Once upon a time I ran a news site, now I just have opinions on the news. 

Good morning, RVA: Rain totals, body cam footage, and voter registration

Good morning, RVA! It's 71 °F, and today’s highs will hit about 80 °F. There’s a bit of a chance for more rain this evening, but we might, if we’re lucky, skate by rain-free. Speaking of, please note the active River Flood Warning, which means: Stay out of the river! Emergency responders have way better things to do with their time than fish you out of a ragin’ James.

Water cooler

Richmond police are reporting a murder that took place the afternoon of May 17th. Officers arrived at the 4200 block of Walmsley Boulevard and found Elizabeth M. Zeigler, 34, fatally shot.

Meteorologist John Boyer says that this past week’s storm dumped the most rain on Richmond since Gaston. Whoadang! The rain totals he has put together for May are absolutely bananas—and we’ve still got two weeks left.

Tammie Smith at the Richmond Times-Dispatch digs into some of the data surrounding the supply and demand of apartments in the Richmond region, and, as usual for me when reading about housing, I came away with the stress sweats. Here’s a key sentence: “Since 2000, Richmond has added about 18,000 more households than housing units.” As you can imagine, that means rents are on the rise and affordability is in decline.

Richmond Police have decided to release the body cam footage taken from the officer who shot and killed Marcus-David Peters last week. In a release, the RPD said they will hold a news conference to share the video with the media and “review the department’s policies and training covering the use of deadly force.” That news conference will be scheduled after the victim’s family has had a chance to see the footage.

Do you wish to vote in the June 12th primary? If so, and there’s no reason not to, the deadline to register to vote is today! You can find the list of those June primaries in this PDF and more information about how to get registered on the Department of Elections website.

FYI, tonight there’s another opportunity to weigh in on renaming J.E.B. Stuart Elementary. Join the Richmond School Board for their meeting tonight which will be held at J.E.B. Stuart (3100 Fendall Avenue) at 6:00 PM. Related, Tina Eshleman and Sarah King at Richmond Magazine recap this past weekend’s Monument Avenue Commission meetings. Out of the 1,700 online comments (and I’m not suggesting online surveys are the best way to get public engagement), 35% would like to see the monuments removed or relocated, 27% favor adding context, and only 22% of folks—a vast minority—want to keep the monuments just as they are. If you really, really want to avoid getting anything done today, you can read all 1,700 of those public comments on the Monument Avenue Commission website.


  • Squirrels went 1-2 over the weekend and will take the day off today.
  • Nats lost a bunch of games to the Dodgers, but will forget all about it and start a new series with San Diego tonight at 7:05 PM.
  • Tampa Bay now leads the Caps, 3–2, in the NHL conference finals.
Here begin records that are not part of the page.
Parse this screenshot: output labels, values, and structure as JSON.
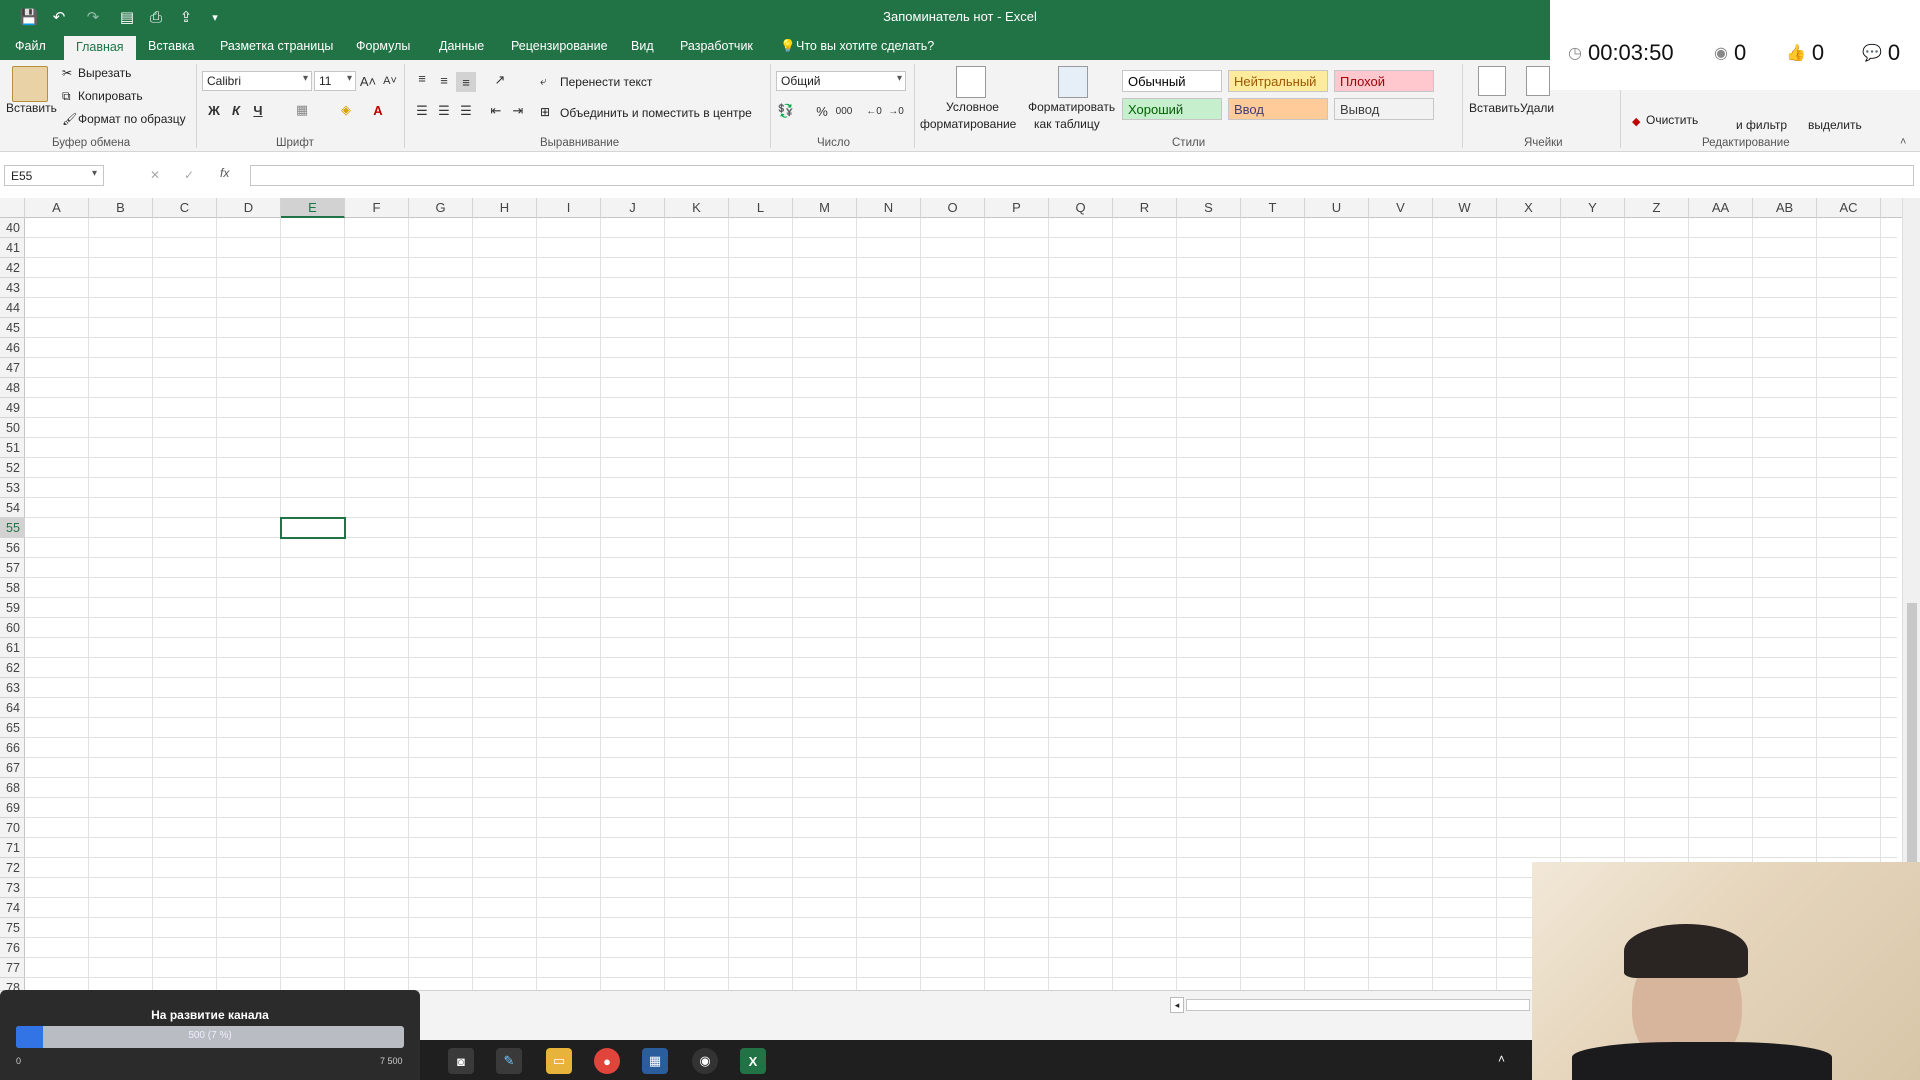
{
  "window": {
    "title": "Запоминатель нот - Excel"
  },
  "quick_access": {
    "icons": [
      "save-icon",
      "undo-icon",
      "redo-icon",
      "print-preview-icon",
      "print-icon",
      "export-icon",
      "customize-icon"
    ]
  },
  "ribbon_tabs": [
    "Файл",
    "Главная",
    "Вставка",
    "Разметка страницы",
    "Формулы",
    "Данные",
    "Рецензирование",
    "Вид",
    "Разработчик"
  ],
  "tell_me": "Что вы хотите сделать?",
  "clipboard": {
    "paste": "Вставить",
    "cut": "Вырезать",
    "copy": "Копировать",
    "format_painter": "Формат по образцу",
    "group": "Буфер обмена"
  },
  "font": {
    "name": "Calibri",
    "size": "11",
    "bold": "Ж",
    "italic": "К",
    "underline": "Ч",
    "group": "Шрифт"
  },
  "alignment": {
    "wrap": "Перенести текст",
    "merge": "Объединить и поместить в центре",
    "group": "Выравнивание"
  },
  "number": {
    "format": "Общий",
    "percent": "%",
    "thousands": "000",
    "group": "Число"
  },
  "styles": {
    "conditional_1": "Условное",
    "conditional_2": "форматирование",
    "format_table_1": "Форматировать",
    "format_table_2": "как таблицу",
    "group": "Стили",
    "cells": [
      {
        "label": "Обычный",
        "bg": "#ffffff",
        "fg": "#000000"
      },
      {
        "label": "Нейтральный",
        "bg": "#ffeb9c",
        "fg": "#9c5700"
      },
      {
        "label": "Плохой",
        "bg": "#ffc7ce",
        "fg": "#9c0006"
      },
      {
        "label": "Хороший",
        "bg": "#c6efce",
        "fg": "#006100"
      },
      {
        "label": "Ввод",
        "bg": "#ffcc99",
        "fg": "#3f3f76"
      },
      {
        "label": "Вывод",
        "bg": "#f2f2f2",
        "fg": "#3f3f3f"
      }
    ]
  },
  "cells_group": {
    "insert": "Вставить",
    "delete": "Удали",
    "group": "Ячейки"
  },
  "editing": {
    "clear": "Очистить",
    "sort": "и фильтр",
    "find": "выделить",
    "group": "Редактирование"
  },
  "formula_bar": {
    "name_box": "E55",
    "fx": "fx",
    "value": ""
  },
  "columns": [
    "A",
    "B",
    "C",
    "D",
    "E",
    "F",
    "G",
    "H",
    "I",
    "J",
    "K",
    "L",
    "M",
    "N",
    "O",
    "P",
    "Q",
    "R",
    "S",
    "T",
    "U",
    "V",
    "W",
    "X",
    "Y",
    "Z",
    "AA",
    "AB",
    "AC"
  ],
  "rows": [
    "40",
    "41",
    "42",
    "43",
    "44",
    "45",
    "46",
    "47",
    "48",
    "49",
    "50",
    "51",
    "52",
    "53",
    "54",
    "55",
    "56",
    "57",
    "58",
    "59",
    "60",
    "61",
    "62",
    "63",
    "64",
    "65",
    "66",
    "67",
    "68",
    "69",
    "70",
    "71",
    "72",
    "73",
    "74",
    "75",
    "76",
    "77",
    "78"
  ],
  "selected": {
    "column": "E",
    "row": "55"
  },
  "stream_overlay": {
    "timer": "00:03:50",
    "viewers": "0",
    "likes": "0",
    "comments": "0"
  },
  "donation": {
    "title": "На развитие канала",
    "progress_label": "500 (7 %)",
    "progress_fraction": 0.07,
    "min": "0",
    "max": "7 500"
  },
  "accent": "#217346"
}
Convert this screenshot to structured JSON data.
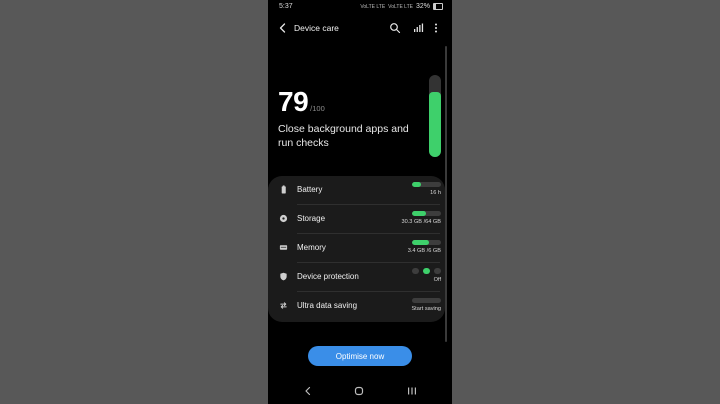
{
  "status": {
    "time": "5:37",
    "signal1": "VoLTE LTE",
    "signal2": "VoLTE LTE",
    "battery": "32%"
  },
  "header": {
    "title": "Device care"
  },
  "score": {
    "value": "79",
    "max": "/100",
    "level": 0.79
  },
  "subtitle": "Close background apps and run checks",
  "rows": [
    {
      "label": "Battery",
      "value": "16 h",
      "fill": 0.32,
      "icon": "battery-icon"
    },
    {
      "label": "Storage",
      "value": "30.3 GB /64 GB",
      "fill": 0.47,
      "icon": "storage-icon"
    },
    {
      "label": "Memory",
      "value": "3.4 GB /6 GB",
      "fill": 0.57,
      "icon": "memory-icon"
    },
    {
      "label": "Device protection",
      "value": "Off",
      "icon": "shield-icon"
    },
    {
      "label": "Ultra data saving",
      "value": "Start saving",
      "fill": 0,
      "icon": "data-saving-icon"
    }
  ],
  "optimise_label": "Optimise now",
  "colors": {
    "accent_green": "#3ed06b",
    "button_blue": "#3a8ee8"
  }
}
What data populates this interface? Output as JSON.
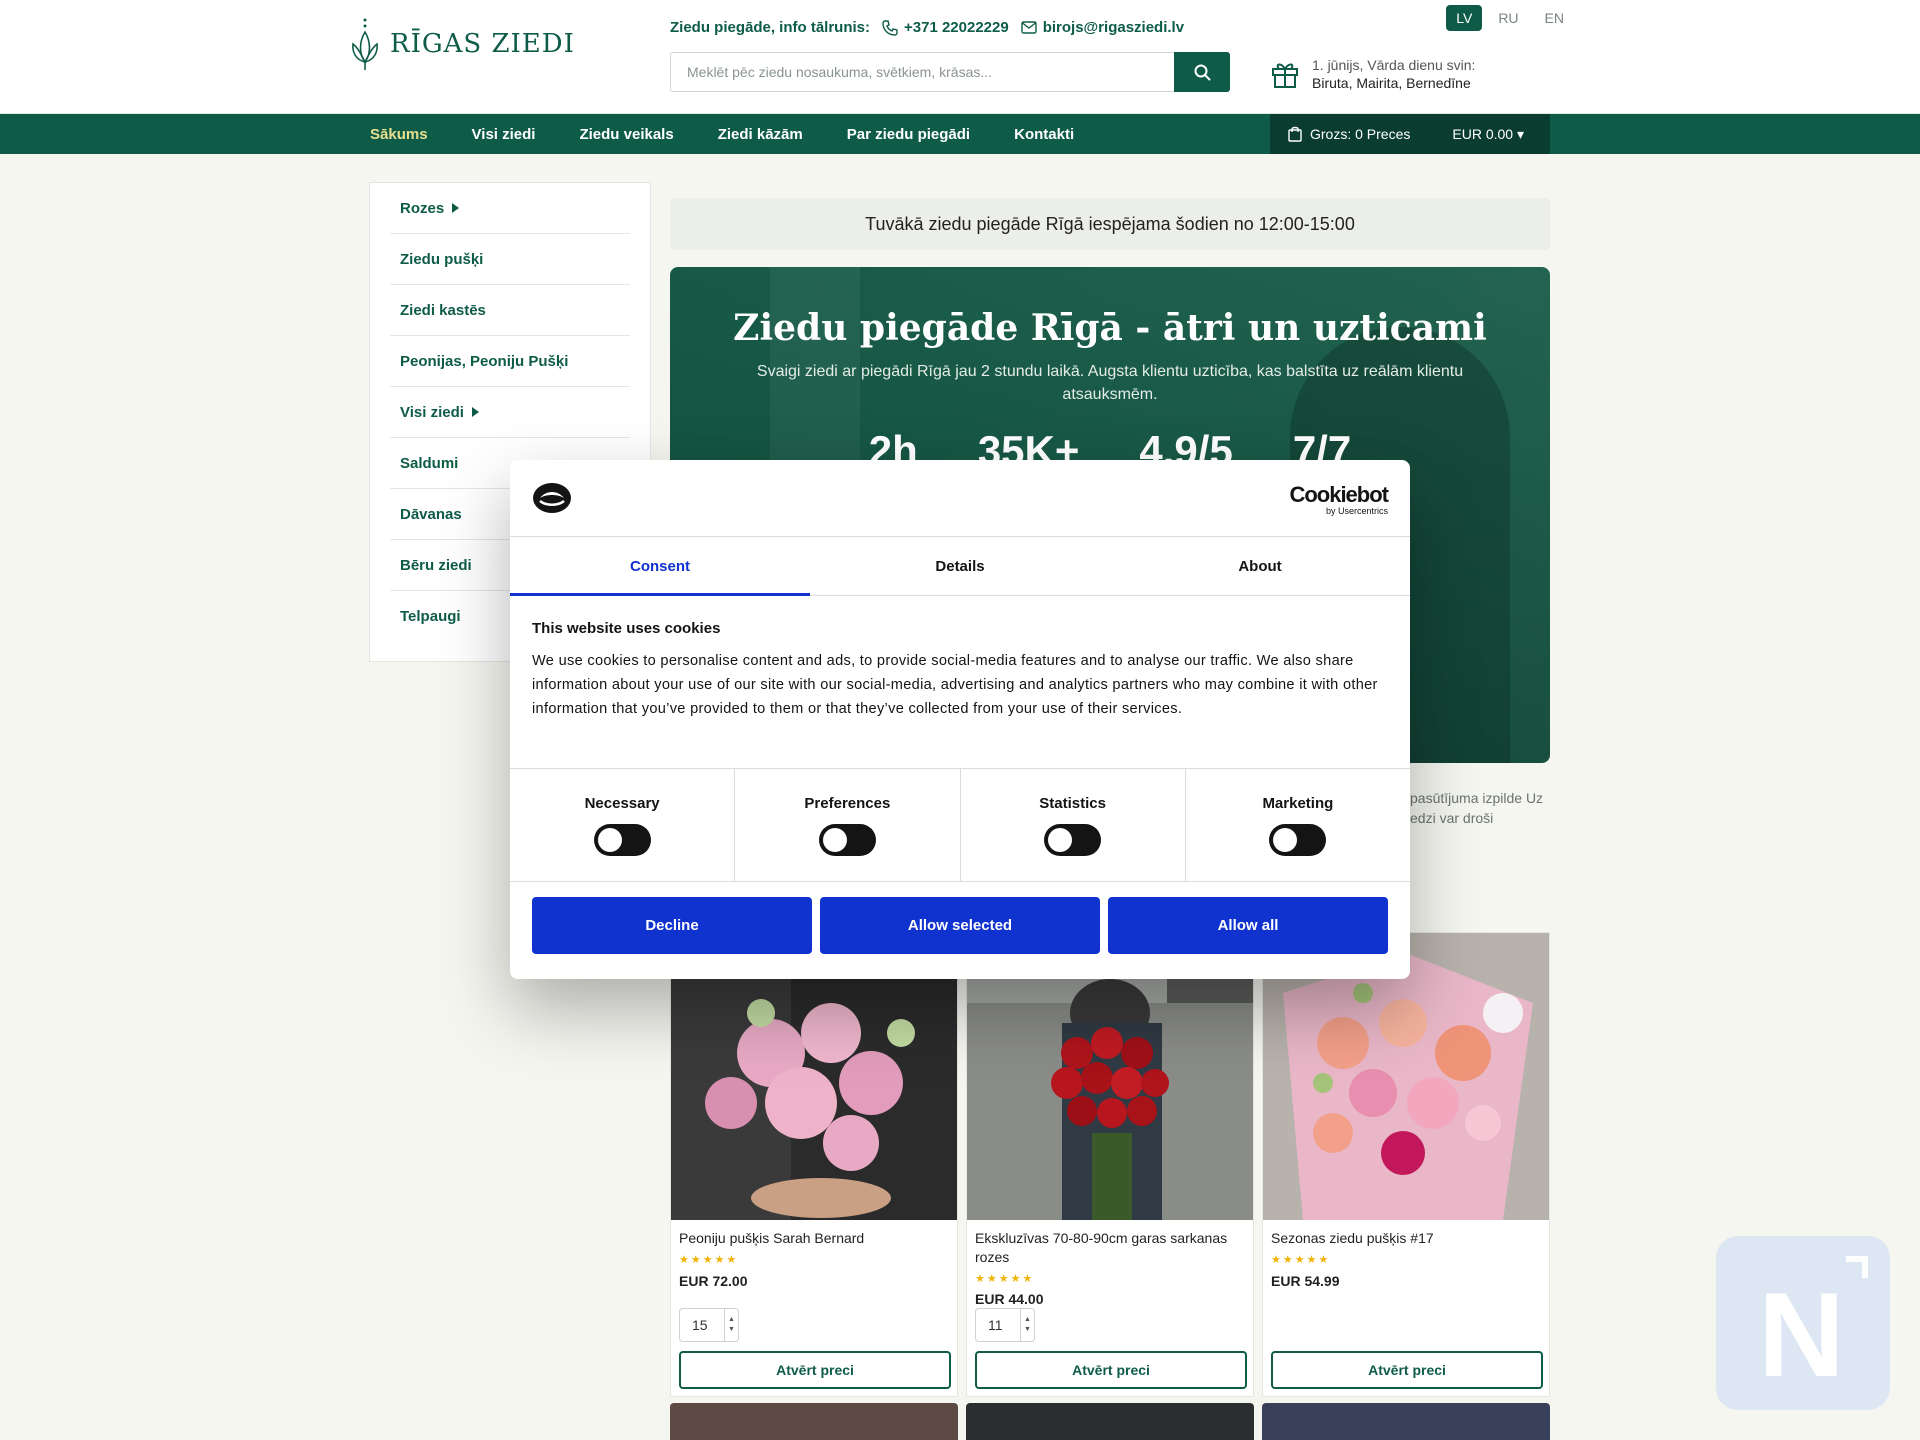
{
  "header": {
    "logo_text": "RĪGAS ZIEDI",
    "contact_label": "Ziedu piegāde, info tālrunis:",
    "phone": "+371 22022229",
    "email": "birojs@rigasziedi.lv",
    "search_placeholder": "Meklēt pēc ziedu nosaukuma, svētkiem, krāsas...",
    "name_day_label": "1. jūnijs, Vārda dienu svin:",
    "name_day_names": "Biruta, Mairita, Bernedīne",
    "languages": [
      "LV",
      "RU",
      "EN"
    ],
    "active_language": "LV"
  },
  "nav": {
    "items": [
      "Sākums",
      "Visi ziedi",
      "Ziedu veikals",
      "Ziedi kāzām",
      "Par ziedu piegādi",
      "Kontakti"
    ],
    "cart_label": "Grozs: 0 Preces",
    "currency_total": "EUR 0.00 ▾"
  },
  "sidebar": {
    "items": [
      "Rozes",
      "Ziedu pušķi",
      "Ziedi kastēs",
      "Peonijas, Peoniju Pušķi",
      "Visi ziedi",
      "Saldumi",
      "Dāvanas",
      "Bēru ziedi",
      "Telpaugi"
    ]
  },
  "notice": "Tuvākā ziedu piegāde Rīgā iespējama šodien no 12:00-15:00",
  "hero": {
    "title": "Ziedu piegāde Rīgā - ātri un uzticami",
    "subtitle": "Svaigi ziedi ar piegādi Rīgā jau 2 stundu laikā. Augsta klientu uzticība, kas balstīta uz reālām klientu atsauksmēm.",
    "stats": [
      "2h",
      "35K+",
      "4.9/5",
      "7/7"
    ]
  },
  "partial_text": {
    "line1": "pasūtījuma izpilde Uz",
    "line2": "edzi var droši"
  },
  "products": [
    {
      "name": "Peoniju pušķis Sarah Bernard",
      "stars": "★★★★★",
      "price": "EUR 72.00",
      "qty": "15",
      "button": "Atvērt preci",
      "image_colors": [
        "#2b2b2b",
        "#e8a9c4",
        "#c3dca3"
      ]
    },
    {
      "name": "Ekskluzīvas 70-80-90cm garas sarkanas rozes",
      "stars": "★★★★★",
      "price": "EUR 44.00",
      "qty": "11",
      "button": "Atvērt preci",
      "image_colors": [
        "#8a8c88",
        "#b0141c",
        "#3a4a3a"
      ]
    },
    {
      "name": "Sezonas ziedu pušķis #17",
      "stars": "★★★★★",
      "price": "EUR 54.99",
      "qty": "",
      "button": "Atvērt preci",
      "image_colors": [
        "#b8b2ac",
        "#f3a08a",
        "#e88fb0"
      ]
    }
  ],
  "cookie": {
    "brand": "Cookiebot",
    "brand_sub": "by Usercentrics",
    "tabs": [
      "Consent",
      "Details",
      "About"
    ],
    "active_tab": "Consent",
    "heading": "This website uses cookies",
    "body": "We use cookies to personalise content and ads, to provide social-media features and to analyse our traffic. We also share information about your use of our site with our social-media, advertising and analytics partners who may combine it with other information that you’ve provided to them or that they’ve collected from your use of their services.",
    "toggles": [
      "Necessary",
      "Preferences",
      "Statistics",
      "Marketing"
    ],
    "buttons": [
      "Decline",
      "Allow selected",
      "Allow all"
    ]
  },
  "colors": {
    "brand_green": "#0e5c48",
    "cookie_blue": "#1032cf"
  }
}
They face off in a must-win for Washington tonight at 8:00 PM.

This morning's longread

The Robot Assault On Fukushima

“Robot assault” is a pretty intense way to describe a bunch of cute helper robots trying to solve an important science problem.

More than six years had passed since an earthquake and tsunami hammered northeastern Japan and reduced the Fukushima facility to radioactive ruin. In all that time, no one had been able to locate the hundreds of tons of fuel inside the three reactors that had suffered core meltdowns. The uranium fuel had overheated, turned into lava, and burned through its steel container. That much was known. What happened after that was the big question. Did all the fuel flow out of the reactors, or was some still inside? Did it pile up in a heap, spread out in a puddle, spatter on the walls? Without knowing the answers to those questions, it was nearly impossible to devise a plan to get rid of it. And getting rid of it is imperative. Every day, as much as 165 tons of groundwater seeps into the reactors, becoming contaminated with radiation. And there’s always the possibility that another earthquake or some other disaster could rupture the reactors again, sending radiation spilling out into the air, sea, or both.

If you’d like your longread to show up here, go chip in a couple bucks on the ol’ Patreon.

Good morning, RVA: Budget maybe, bike lane tips, and scary books for kids

Good morning, RVA: Courthouse phones, police violence, and a packed weekend